Exercise goal: For each line below that holds the string "this", add one to a tally; report that tally alone.

Supplied entries:
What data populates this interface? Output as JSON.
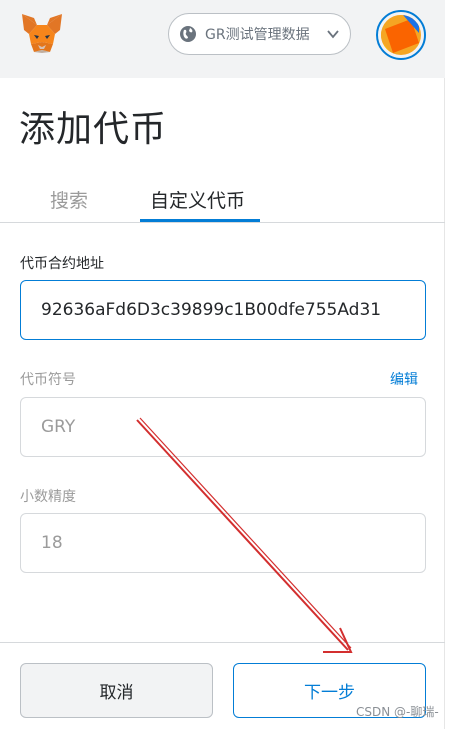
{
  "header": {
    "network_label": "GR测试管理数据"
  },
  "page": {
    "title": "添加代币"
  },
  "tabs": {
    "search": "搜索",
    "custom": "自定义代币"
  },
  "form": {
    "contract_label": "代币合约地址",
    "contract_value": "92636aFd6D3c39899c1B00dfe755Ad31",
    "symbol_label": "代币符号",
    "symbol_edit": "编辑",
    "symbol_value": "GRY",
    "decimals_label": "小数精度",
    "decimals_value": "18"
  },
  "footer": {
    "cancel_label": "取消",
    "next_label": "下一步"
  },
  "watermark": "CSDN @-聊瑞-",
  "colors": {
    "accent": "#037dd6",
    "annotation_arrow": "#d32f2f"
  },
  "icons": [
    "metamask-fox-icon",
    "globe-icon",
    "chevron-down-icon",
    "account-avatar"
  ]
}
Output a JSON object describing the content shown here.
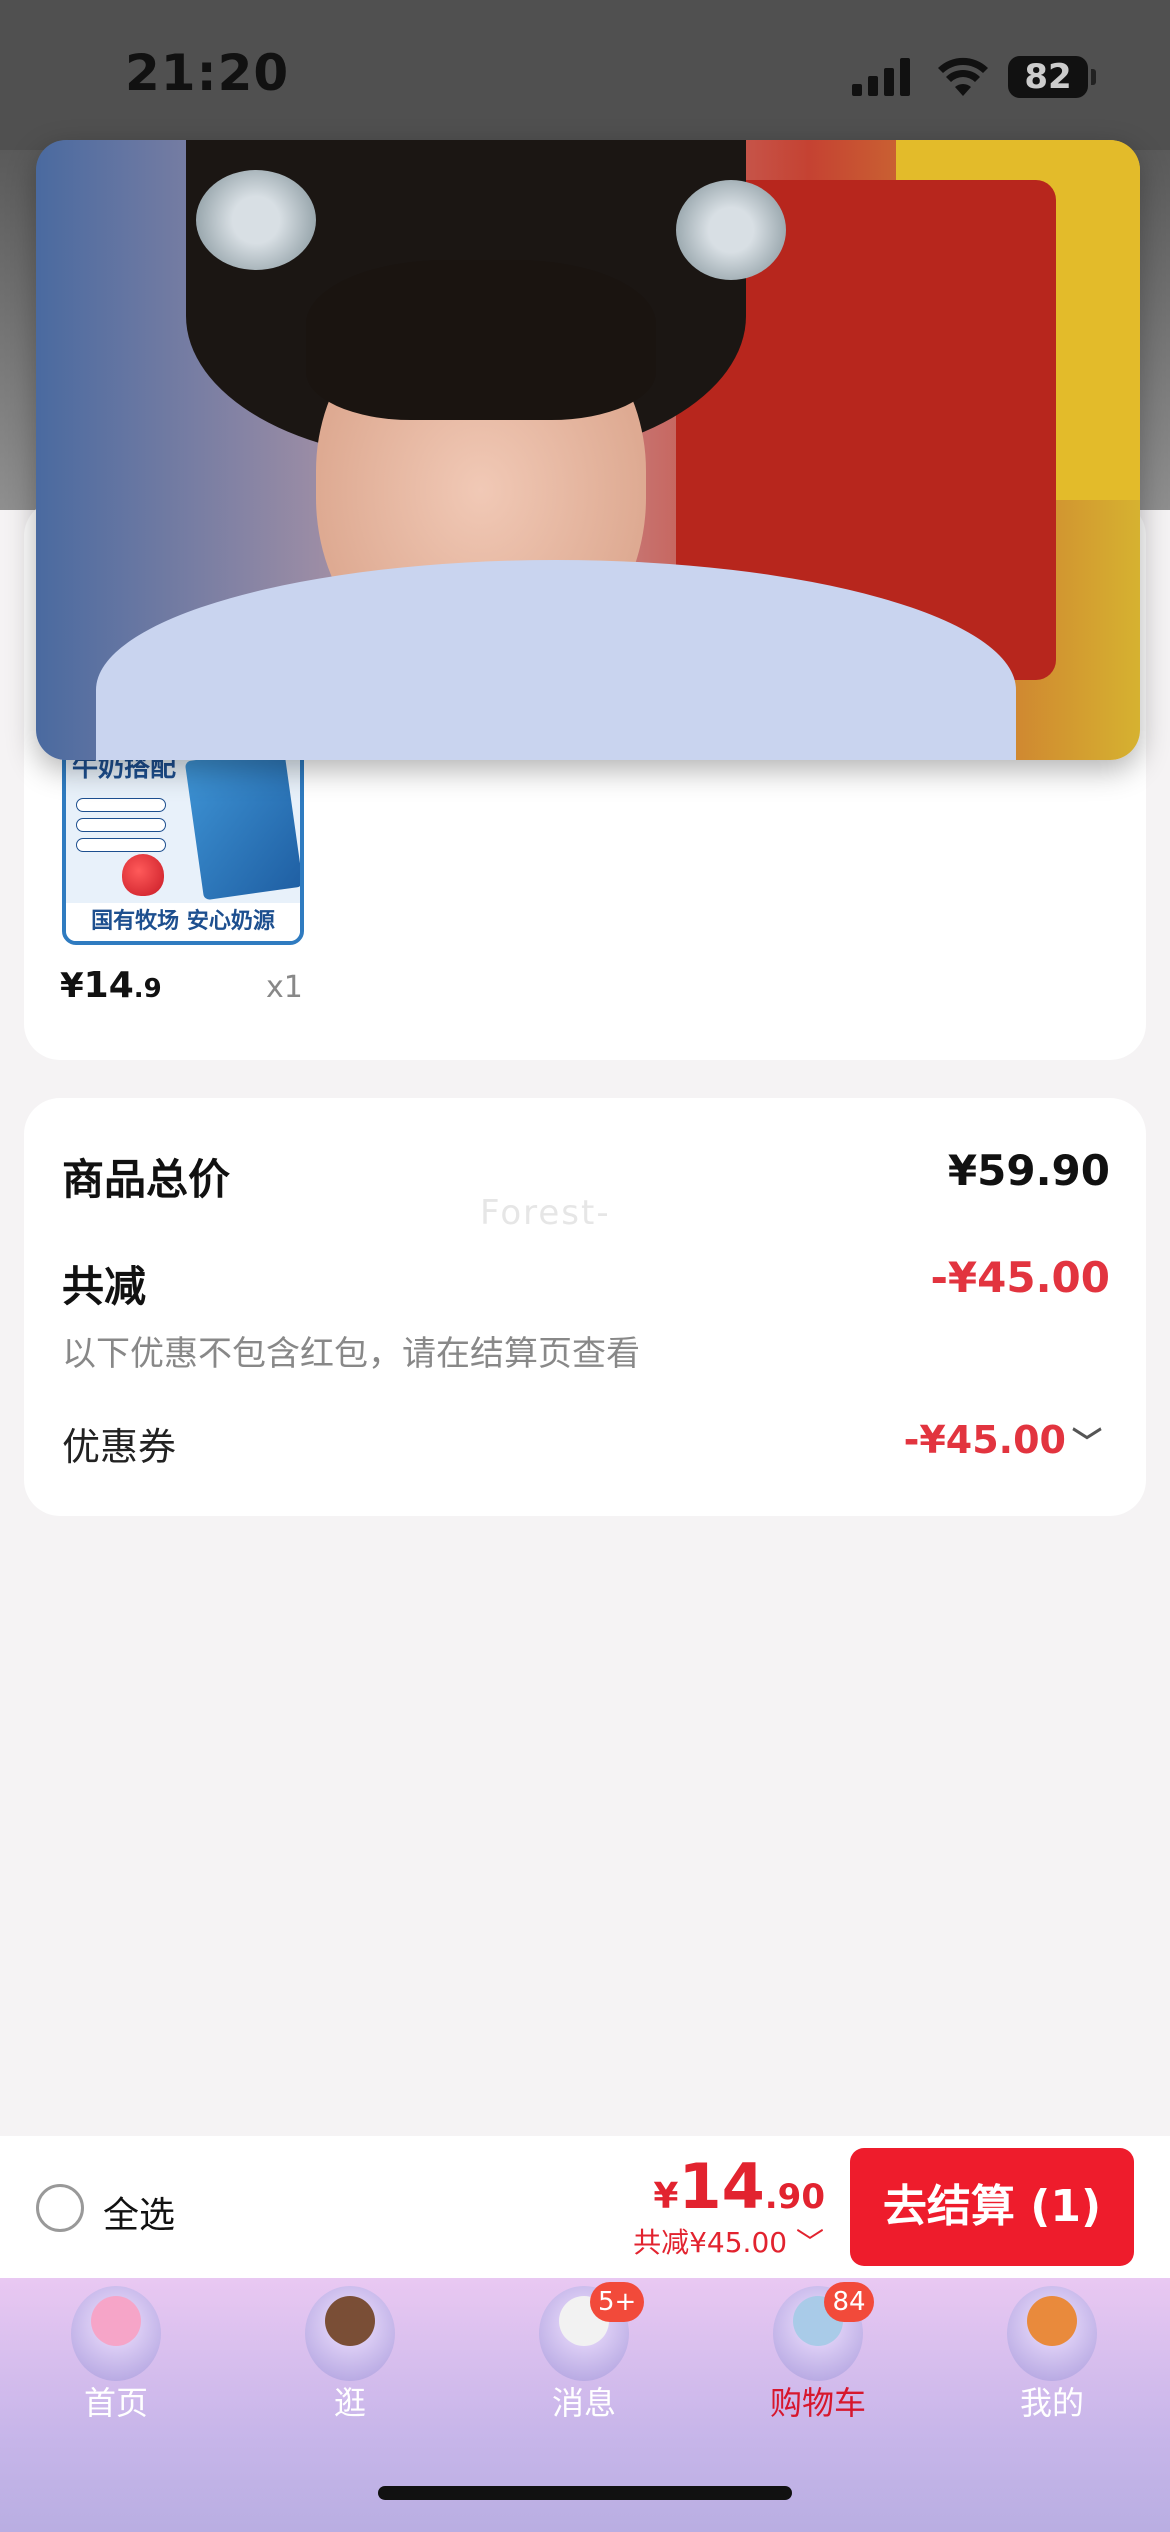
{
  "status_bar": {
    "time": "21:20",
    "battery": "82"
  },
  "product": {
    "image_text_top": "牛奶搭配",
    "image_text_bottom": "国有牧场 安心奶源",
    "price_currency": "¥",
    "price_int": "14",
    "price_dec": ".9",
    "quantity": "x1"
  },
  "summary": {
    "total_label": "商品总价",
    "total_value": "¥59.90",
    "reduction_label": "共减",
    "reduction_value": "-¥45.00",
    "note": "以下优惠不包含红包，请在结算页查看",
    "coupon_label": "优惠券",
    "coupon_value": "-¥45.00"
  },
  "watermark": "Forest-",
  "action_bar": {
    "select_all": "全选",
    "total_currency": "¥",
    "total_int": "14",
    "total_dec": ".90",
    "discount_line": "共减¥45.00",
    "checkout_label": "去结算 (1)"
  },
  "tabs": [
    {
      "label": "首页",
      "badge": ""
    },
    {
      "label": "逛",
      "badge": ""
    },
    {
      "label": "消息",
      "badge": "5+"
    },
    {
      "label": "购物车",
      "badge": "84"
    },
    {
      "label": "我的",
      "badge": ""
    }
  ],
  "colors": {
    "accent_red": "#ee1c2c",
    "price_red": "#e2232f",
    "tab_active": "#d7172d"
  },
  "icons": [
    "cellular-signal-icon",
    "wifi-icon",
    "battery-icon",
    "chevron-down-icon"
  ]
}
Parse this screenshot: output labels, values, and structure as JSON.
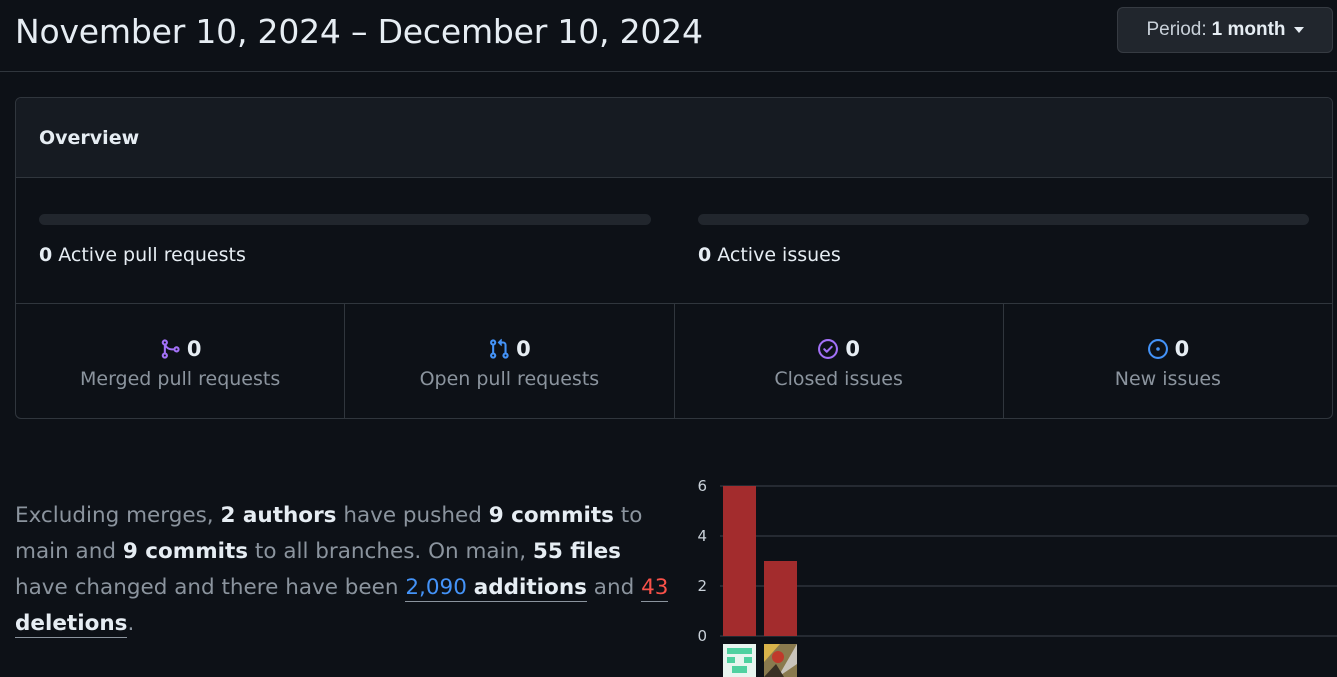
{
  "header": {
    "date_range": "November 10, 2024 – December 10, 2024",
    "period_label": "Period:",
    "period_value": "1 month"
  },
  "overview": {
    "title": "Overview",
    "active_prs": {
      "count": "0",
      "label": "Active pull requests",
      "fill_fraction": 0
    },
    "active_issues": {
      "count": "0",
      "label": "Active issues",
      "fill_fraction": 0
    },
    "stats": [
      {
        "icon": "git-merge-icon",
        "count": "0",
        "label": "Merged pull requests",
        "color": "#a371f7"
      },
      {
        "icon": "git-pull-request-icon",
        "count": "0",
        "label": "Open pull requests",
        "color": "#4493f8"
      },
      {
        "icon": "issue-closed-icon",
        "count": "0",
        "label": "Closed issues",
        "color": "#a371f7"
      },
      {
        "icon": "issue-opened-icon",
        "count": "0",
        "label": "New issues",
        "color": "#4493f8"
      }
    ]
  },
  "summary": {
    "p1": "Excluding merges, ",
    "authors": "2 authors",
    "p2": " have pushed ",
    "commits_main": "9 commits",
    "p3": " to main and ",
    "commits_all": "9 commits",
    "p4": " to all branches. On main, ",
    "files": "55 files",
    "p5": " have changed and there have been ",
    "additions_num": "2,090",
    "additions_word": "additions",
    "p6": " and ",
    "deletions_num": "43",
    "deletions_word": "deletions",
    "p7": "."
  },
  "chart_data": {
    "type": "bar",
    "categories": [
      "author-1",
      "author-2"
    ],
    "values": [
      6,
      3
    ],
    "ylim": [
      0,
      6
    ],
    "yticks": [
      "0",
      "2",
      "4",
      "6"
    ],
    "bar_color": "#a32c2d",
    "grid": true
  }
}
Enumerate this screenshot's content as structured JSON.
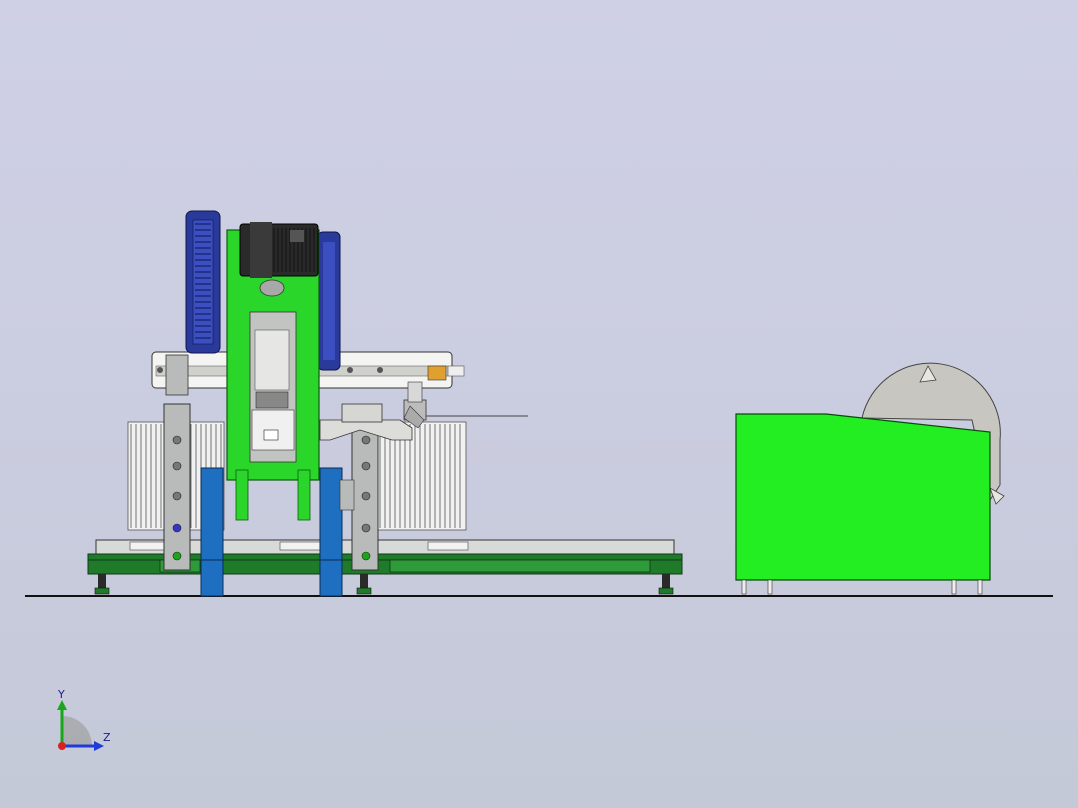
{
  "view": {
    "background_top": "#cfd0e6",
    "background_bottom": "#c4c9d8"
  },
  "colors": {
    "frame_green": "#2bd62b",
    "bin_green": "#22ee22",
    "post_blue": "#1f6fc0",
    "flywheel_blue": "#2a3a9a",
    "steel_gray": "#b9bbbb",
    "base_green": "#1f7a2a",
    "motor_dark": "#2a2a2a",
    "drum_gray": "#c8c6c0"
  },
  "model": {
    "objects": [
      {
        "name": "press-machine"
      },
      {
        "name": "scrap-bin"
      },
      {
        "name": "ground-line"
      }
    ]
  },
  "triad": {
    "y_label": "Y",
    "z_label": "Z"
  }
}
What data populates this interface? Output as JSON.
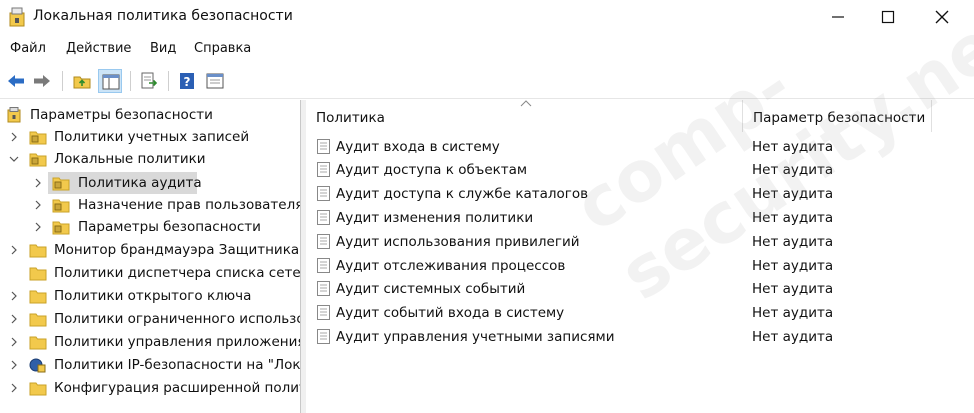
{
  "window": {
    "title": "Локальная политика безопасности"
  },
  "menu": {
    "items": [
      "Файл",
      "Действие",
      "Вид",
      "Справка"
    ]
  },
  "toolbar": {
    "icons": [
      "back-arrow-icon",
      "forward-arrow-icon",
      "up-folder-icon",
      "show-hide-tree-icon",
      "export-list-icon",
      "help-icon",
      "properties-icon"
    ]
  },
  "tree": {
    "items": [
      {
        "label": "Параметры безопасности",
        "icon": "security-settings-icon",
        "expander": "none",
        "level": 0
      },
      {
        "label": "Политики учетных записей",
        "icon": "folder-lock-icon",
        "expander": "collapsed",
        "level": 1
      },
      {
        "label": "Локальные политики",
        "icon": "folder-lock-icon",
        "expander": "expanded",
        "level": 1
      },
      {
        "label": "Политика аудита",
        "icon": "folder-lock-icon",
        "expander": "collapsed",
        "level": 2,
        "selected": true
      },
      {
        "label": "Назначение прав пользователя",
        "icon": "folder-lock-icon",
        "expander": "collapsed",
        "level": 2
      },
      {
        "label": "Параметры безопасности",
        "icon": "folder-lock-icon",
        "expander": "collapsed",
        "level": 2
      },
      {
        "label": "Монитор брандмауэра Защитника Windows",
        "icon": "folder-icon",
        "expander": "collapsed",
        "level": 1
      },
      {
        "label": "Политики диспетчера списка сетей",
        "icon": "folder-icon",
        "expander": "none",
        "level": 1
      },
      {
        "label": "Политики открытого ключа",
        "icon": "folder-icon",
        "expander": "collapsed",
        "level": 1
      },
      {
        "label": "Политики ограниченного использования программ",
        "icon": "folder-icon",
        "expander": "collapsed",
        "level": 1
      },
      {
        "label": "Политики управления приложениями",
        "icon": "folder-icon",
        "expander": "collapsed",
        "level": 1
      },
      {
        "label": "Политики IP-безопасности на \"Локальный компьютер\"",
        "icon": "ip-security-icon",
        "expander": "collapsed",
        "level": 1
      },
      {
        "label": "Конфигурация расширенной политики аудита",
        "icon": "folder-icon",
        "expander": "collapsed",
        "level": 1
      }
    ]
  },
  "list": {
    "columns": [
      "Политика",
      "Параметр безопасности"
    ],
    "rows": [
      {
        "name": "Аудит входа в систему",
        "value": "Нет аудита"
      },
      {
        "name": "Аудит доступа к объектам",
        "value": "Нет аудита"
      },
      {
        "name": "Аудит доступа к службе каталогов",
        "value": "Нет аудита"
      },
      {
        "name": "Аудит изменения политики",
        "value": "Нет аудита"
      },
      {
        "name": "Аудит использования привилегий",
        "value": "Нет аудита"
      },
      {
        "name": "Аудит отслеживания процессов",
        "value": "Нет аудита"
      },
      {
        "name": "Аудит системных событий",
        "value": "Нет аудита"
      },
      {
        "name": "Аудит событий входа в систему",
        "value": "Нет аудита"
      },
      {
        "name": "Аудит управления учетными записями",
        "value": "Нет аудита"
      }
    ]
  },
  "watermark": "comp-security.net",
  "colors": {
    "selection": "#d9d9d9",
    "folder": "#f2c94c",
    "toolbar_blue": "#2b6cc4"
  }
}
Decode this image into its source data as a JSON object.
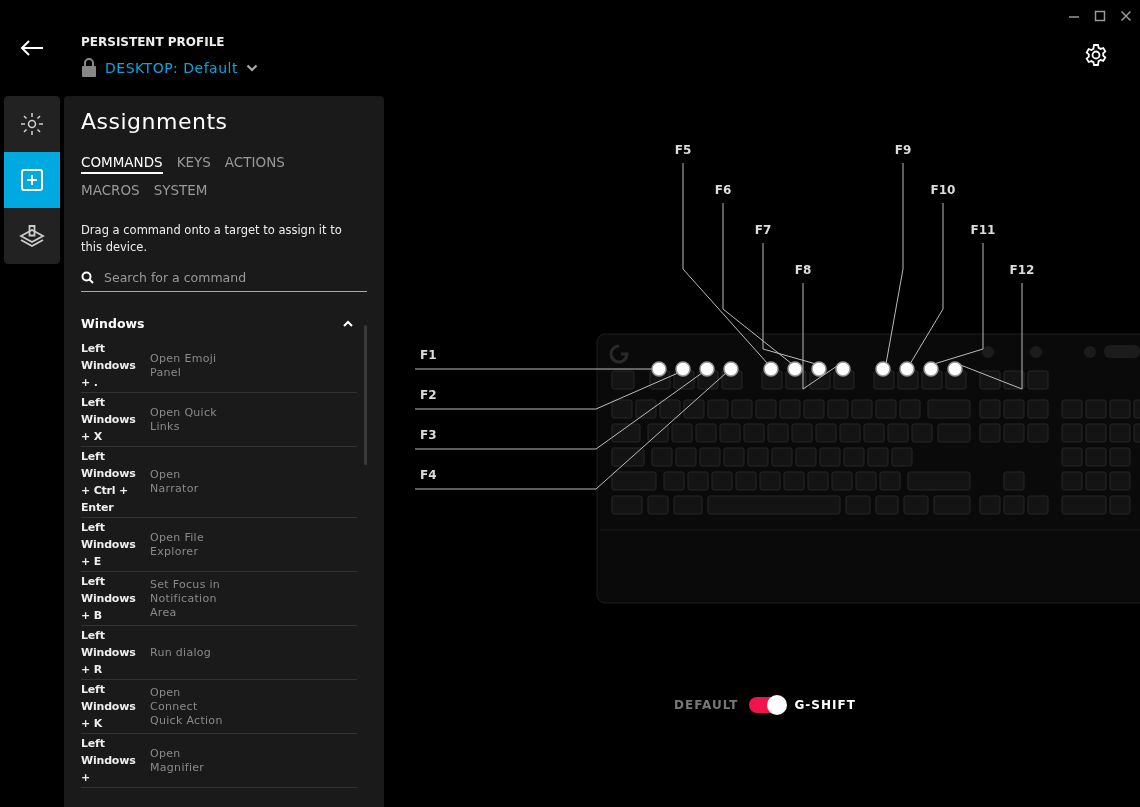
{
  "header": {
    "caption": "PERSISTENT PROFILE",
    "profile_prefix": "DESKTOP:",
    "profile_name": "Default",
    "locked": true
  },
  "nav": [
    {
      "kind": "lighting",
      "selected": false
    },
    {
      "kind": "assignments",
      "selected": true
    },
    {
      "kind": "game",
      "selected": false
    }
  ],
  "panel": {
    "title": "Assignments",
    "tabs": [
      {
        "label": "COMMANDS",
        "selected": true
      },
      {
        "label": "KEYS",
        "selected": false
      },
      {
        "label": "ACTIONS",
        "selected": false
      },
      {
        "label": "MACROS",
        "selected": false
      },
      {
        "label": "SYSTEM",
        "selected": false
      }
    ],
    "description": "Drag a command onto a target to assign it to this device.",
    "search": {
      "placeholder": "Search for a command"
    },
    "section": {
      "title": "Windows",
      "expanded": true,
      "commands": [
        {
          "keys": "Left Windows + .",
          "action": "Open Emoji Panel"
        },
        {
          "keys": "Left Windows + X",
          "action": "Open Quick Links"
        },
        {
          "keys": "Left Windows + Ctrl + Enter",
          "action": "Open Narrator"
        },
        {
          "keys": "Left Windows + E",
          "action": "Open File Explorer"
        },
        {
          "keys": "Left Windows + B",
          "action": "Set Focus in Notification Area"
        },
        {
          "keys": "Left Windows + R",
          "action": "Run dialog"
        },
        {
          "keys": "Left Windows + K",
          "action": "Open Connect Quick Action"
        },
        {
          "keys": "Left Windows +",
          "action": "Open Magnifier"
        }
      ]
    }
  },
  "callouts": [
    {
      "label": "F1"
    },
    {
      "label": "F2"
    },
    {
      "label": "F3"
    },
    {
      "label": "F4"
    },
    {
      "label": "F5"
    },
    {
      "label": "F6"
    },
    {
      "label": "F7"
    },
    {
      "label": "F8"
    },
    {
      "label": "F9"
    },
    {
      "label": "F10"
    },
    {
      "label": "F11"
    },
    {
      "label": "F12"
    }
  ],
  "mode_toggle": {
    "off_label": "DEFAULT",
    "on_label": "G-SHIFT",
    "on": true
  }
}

Answer space: 6